Like an island getaway a stone’s throw from the city, the appealing island community of Coronado feels like a private enclave wrapped with perfect beaches, including ultra-family-friendly Coronado Beach. Besides those soft sands, the island’s crown jewel is the Hotel Del Coronado, built in 1888 and topped by russet red, castle-like turrets. Explore the lobby and grounds on your own, or join a guided tour offered by the Coronado Historical Association; docents share tidbits on the Del’s remarkable history and guest list (including Marilyn Monroe, who starred—alongside the hotel—in the 1959 comedy Some Like It Hot). The Del also serves a sumptuous Sunday brunch, and the Babcock & Story bar is fine for sipping a craft beer with views of the Pacific. Not far from the Del, the Loews Coronado Bay Resort sits on its own 15-acre peninsula and is known both for its water sports and for being especially dog-friendly.
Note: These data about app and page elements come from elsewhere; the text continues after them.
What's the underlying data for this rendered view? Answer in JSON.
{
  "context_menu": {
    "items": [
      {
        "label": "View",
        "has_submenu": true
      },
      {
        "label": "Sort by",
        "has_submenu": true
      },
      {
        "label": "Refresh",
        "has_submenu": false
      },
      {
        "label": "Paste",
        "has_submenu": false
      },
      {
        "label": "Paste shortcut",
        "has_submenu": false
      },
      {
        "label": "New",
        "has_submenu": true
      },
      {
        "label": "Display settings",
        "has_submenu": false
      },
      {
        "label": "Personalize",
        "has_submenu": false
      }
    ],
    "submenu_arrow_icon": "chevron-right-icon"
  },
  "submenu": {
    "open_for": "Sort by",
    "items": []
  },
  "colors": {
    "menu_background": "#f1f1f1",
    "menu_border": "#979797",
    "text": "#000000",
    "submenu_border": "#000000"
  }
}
The diminutive island, reached by the arching Coronado Bridge, is easy to explore by bike. Rent one from Holland’s Bicycles to pedal past elegant oceanfront mansions and tended gardens, or visit Orange Avenue, lined with shops, restaurants, galleries, and theatres. More shops and art galleries are located at Ferry Landing, and restaurants like Candelas on the Bay and Peohe’s have expansive views of San Diego’s downtown skyline across San Diego Bay.

Travel tip: Traffic on the San Diego-Coronado Bridge can get thick, especially on summer weekends. Flagship Cruises will ferry you from Ferry Landing, across the Bay to Seaport Village. Water taxis are available too.

Photo by Kodiak Greenwood

Huntington Beach

Huntington Beach
Catch a wave in Surf City, USA

The endless summer lives in Huntington Beach. Southern California’s beach culture thrives along this city’s curving shoreline, where you can bicycle down an oceanfront path, play volleyball, and, of course, surf. Surfing definitely sets the tone in Huntington Beach, and even if you never grab a board, there’s shopping at leading surf retailers and great viewing of some of the local dudes riding the waves alongside the landmark Huntington Pier.

From the pier, it’s just a short walk to Main Street’s stylish boutiques and restaurants, many with sidewalk tables or decks that let you bask in Huntington Beach’s fresh ocean breezes and sun-soaked afternoons. You can get a taste of the Surf City life with stays at Huntington Beach luxurious oceanfront resorts. Or discover more natural sides of town by trying horseback riding in 354-acre/143-hectare Huntington Central Park, and with bird watching and by exploring trails in Bolsa Chica Ecological Reserve, a restored wetlands and one of Southern California’s most vital coastal habitats.